◆ WHAT TO PRODUCE
Reproduce the records below exactly; no pictures.

►

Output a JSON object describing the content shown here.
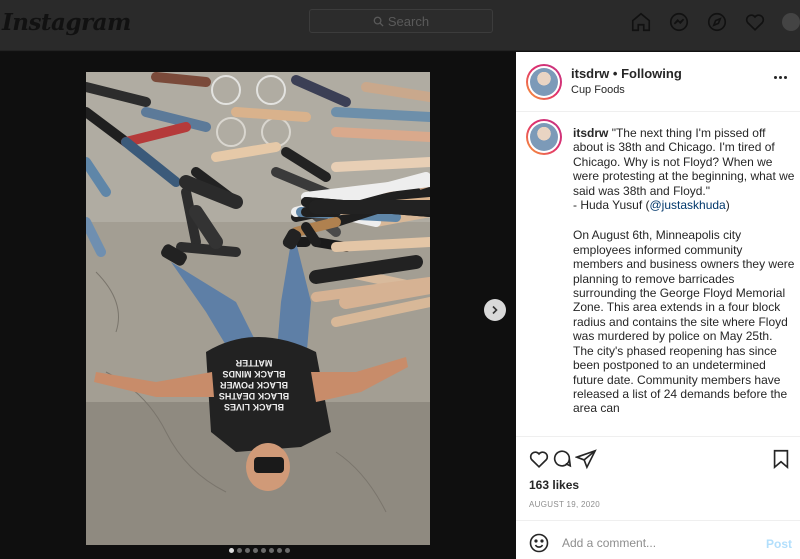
{
  "nav": {
    "logo": "Instagram",
    "search_placeholder": "Search",
    "icons": [
      "home-icon",
      "messenger-icon",
      "explore-icon",
      "heart-icon",
      "avatar"
    ]
  },
  "post": {
    "username": "itsdrw",
    "separator": "•",
    "follow_status": "Following",
    "location": "Cup Foods",
    "caption": {
      "username": "itsdrw",
      "quote": "\"The next thing I'm pissed off about is 38th and Chicago. I'm tired of Chicago. Why is not Floyd? When we were protesting at the beginning, what we said was 38th and Floyd.\"",
      "attribution_prefix": "- Huda Yusuf (",
      "mention": "@justaskhuda",
      "attribution_suffix": ")",
      "body": "On August 6th, Minneapolis city employees informed community members and business owners they were planning to remove barricades surrounding the George Floyd Memorial Zone. This area extends in a four block radius and contains the site where Floyd was murdered by police on May 25th.  The city's phased reopening has since been postponed to an undetermined future date. Community members have released a list of 24 demands before the area can"
    },
    "likes": "163 likes",
    "date": "AUGUST 19, 2020",
    "comment_placeholder": "Add a comment...",
    "post_label": "Post",
    "carousel_count": 8,
    "carousel_active": 0,
    "photo_shirt_text": [
      "BLACK LIVES",
      "BLACK DEATHS",
      "BLACK POWER",
      "BLACK MINDS",
      "MATTER"
    ]
  },
  "colors": {
    "link": "#00376b",
    "post_button": "#b2dffc",
    "muted": "#8e8e8e"
  }
}
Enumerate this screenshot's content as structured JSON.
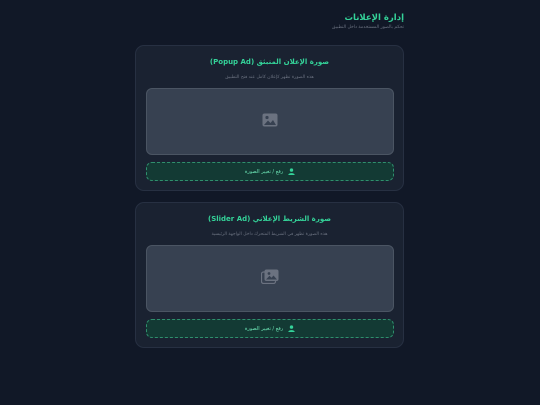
{
  "header": {
    "title": "إدارة الإعلانات",
    "subtitle": "تحكم بالصور المستخدمة داخل التطبيق"
  },
  "cards": [
    {
      "title": "صورة الإعلان المنبثق (Popup Ad)",
      "description": "هذه الصورة تظهر كإعلان كامل عند فتح التطبيق",
      "upload_label": "رفع / تغيير الصورة",
      "placeholder_icon": "image-icon"
    },
    {
      "title": "صورة الشريط الإعلاني (Slider Ad)",
      "description": "هذه الصورة تظهر في الشريط المتحرك داخل الواجهة الرئيسية",
      "upload_label": "رفع / تغيير الصورة",
      "placeholder_icon": "images-icon"
    }
  ],
  "colors": {
    "background": "#111827",
    "card": "#1a2231",
    "accent": "#34d399",
    "image_placeholder": "#374151",
    "button_bg": "#133a34"
  }
}
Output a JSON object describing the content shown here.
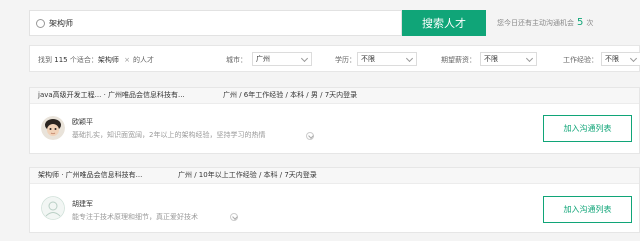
{
  "search": {
    "value": "架构师",
    "button_label": "搜索人才",
    "quota_prefix": "您今日还有主动沟通机会",
    "quota_count": "5",
    "quota_suffix": "次"
  },
  "filters": {
    "found_prefix": "找到",
    "found_count": "115",
    "found_mid": "个适合：",
    "keyword": "架构师",
    "remove": "×",
    "found_suffix": "的人才",
    "city_label": "城市：",
    "city_value": "广州",
    "edu_label": "学历：",
    "edu_value": "不限",
    "salary_label": "期望薪资：",
    "salary_value": "不限",
    "exp_label": "工作经验：",
    "exp_value": "不限"
  },
  "candidates": [
    {
      "title": "java高级开发工程... · 广州唯品会信息科技有...",
      "meta": "广州 / 6年工作经验 / 本科 / 男 / 7天内登录",
      "name": "欧颖平",
      "desc": "基础扎实，知识面宽阔，2年以上的架构经验，坚持学习的热情",
      "action": "加入沟通列表"
    },
    {
      "title": "架构师 · 广州唯品会信息科技有...",
      "meta": "广州 / 10年以上工作经验 / 本科 / 7天内登录",
      "name": "胡建军",
      "desc": "能专注于技术原理和细节，真正爱好技术",
      "action": "加入沟通列表"
    }
  ],
  "colors": {
    "accent": "#10a578"
  }
}
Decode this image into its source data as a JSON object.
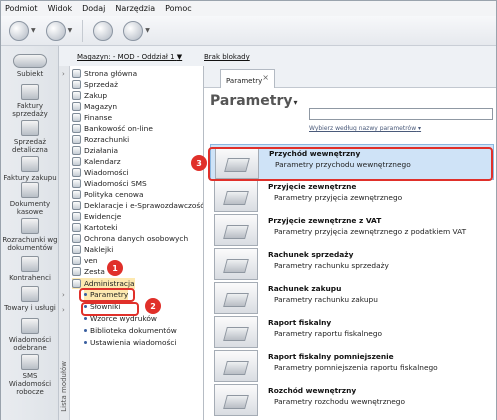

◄

◆ ANSWER TO THIS PROBLEM
Output a JSON object describing the content shown here.
{
  "nav": {
    "logo": "Instagram",
    "search_placeholder": "Search",
    "icons": [
      "home-icon",
      "messenger-icon",
      "explore-icon",
      "heart-icon",
      "avatar"
    ]
  },
  "post": {
    "username": "itsdrw",
    "separator": "•",
    "follow_status": "Following",
    "location": "Cup Foods",
    "caption": {
      "username": "itsdrw",
      "quote": "\"The next thing I'm pissed off about is 38th and Chicago. I'm tired of Chicago. Why is not Floyd? When we were protesting at the beginning, what we said was 38th and Floyd.\"",
      "attribution_prefix": "- Huda Yusuf (",
      "mention": "@justaskhuda",
      "attribution_suffix": ")",
      "body": "On August 6th, Minneapolis city employees informed community members and business owners they were planning to remove barricades surrounding the George Floyd Memorial Zone. This area extends in a four block radius and contains the site where Floyd was murdered by police on May 25th.  The city's phased reopening has since been postponed to an undetermined future date. Community members have released a list of 24 demands before the area can"
    },
    "likes": "163 likes",
    "date": "AUGUST 19, 2020",
    "comment_placeholder": "Add a comment...",
    "post_label": "Post",
    "carousel_count": 8,
    "carousel_active": 0,
    "photo_shirt_text": [
      "BLACK LIVES",
      "BLACK DEATHS",
      "BLACK POWER",
      "BLACK MINDS",
      "MATTER"
    ]
  },
  "colors": {
    "link": "#00376b",
    "post_button": "#b2dffc",
    "muted": "#8e8e8e"
  }
}
Enumerate this screenshot's content as structured JSON.
{
  "header": {
    "title": "إدارة الإعلانات",
    "subtitle": "تحكم بالصور المستخدمة داخل التطبيق"
  },
  "cards": [
    {
      "title": "صورة الإعلان المنبثق (Popup Ad)",
      "description": "هذه الصورة تظهر كإعلان كامل عند فتح التطبيق",
      "upload_label": "رفع / تغيير الصورة",
      "placeholder_icon": "image-icon"
    },
    {
      "title": "صورة الشريط الإعلاني (Slider Ad)",
      "description": "هذه الصورة تظهر في الشريط المتحرك داخل الواجهة الرئيسية",
      "upload_label": "رفع / تغيير الصورة",
      "placeholder_icon": "images-icon"
    }
  ],
  "colors": {
    "background": "#111827",
    "card": "#1a2231",
    "accent": "#34d399",
    "image_placeholder": "#374151",
    "button_bg": "#133a34"
  }
}
Output a JSON object describing the content shown here.
{
  "search": {
    "value": "架构师",
    "button_label": "搜索人才",
    "quota_prefix": "您今日还有主动沟通机会",
    "quota_count": "5",
    "quota_suffix": "次"
  },
  "filters": {
    "found_prefix": "找到",
    "found_count": "115",
    "found_mid": "个适合：",
    "keyword": "架构师",
    "remove": "×",
    "found_suffix": "的人才",
    "city_label": "城市：",
    "city_value": "广州",
    "edu_label": "学历：",
    "edu_value": "不限",
    "salary_label": "期望薪资：",
    "salary_value": "不限",
    "exp_label": "工作经验：",
    "exp_value": "不限"
  },
  "candidates": [
    {
      "title": "java高级开发工程... · 广州唯品会信息科技有...",
      "meta": "广州 / 6年工作经验 / 本科 / 男 / 7天内登录",
      "name": "欧颖平",
      "desc": "基础扎实，知识面宽阔，2年以上的架构经验，坚持学习的热情",
      "action": "加入沟通列表"
    },
    {
      "title": "架构师 · 广州唯品会信息科技有...",
      "meta": "广州 / 10年以上工作经验 / 本科 / 7天内登录",
      "name": "胡建军",
      "desc": "能专注于技术原理和细节，真正爱好技术",
      "action": "加入沟通列表"
    }
  ],
  "colors": {
    "accent": "#10a578"
  }
}
Decode this image into its source data as a JSON object.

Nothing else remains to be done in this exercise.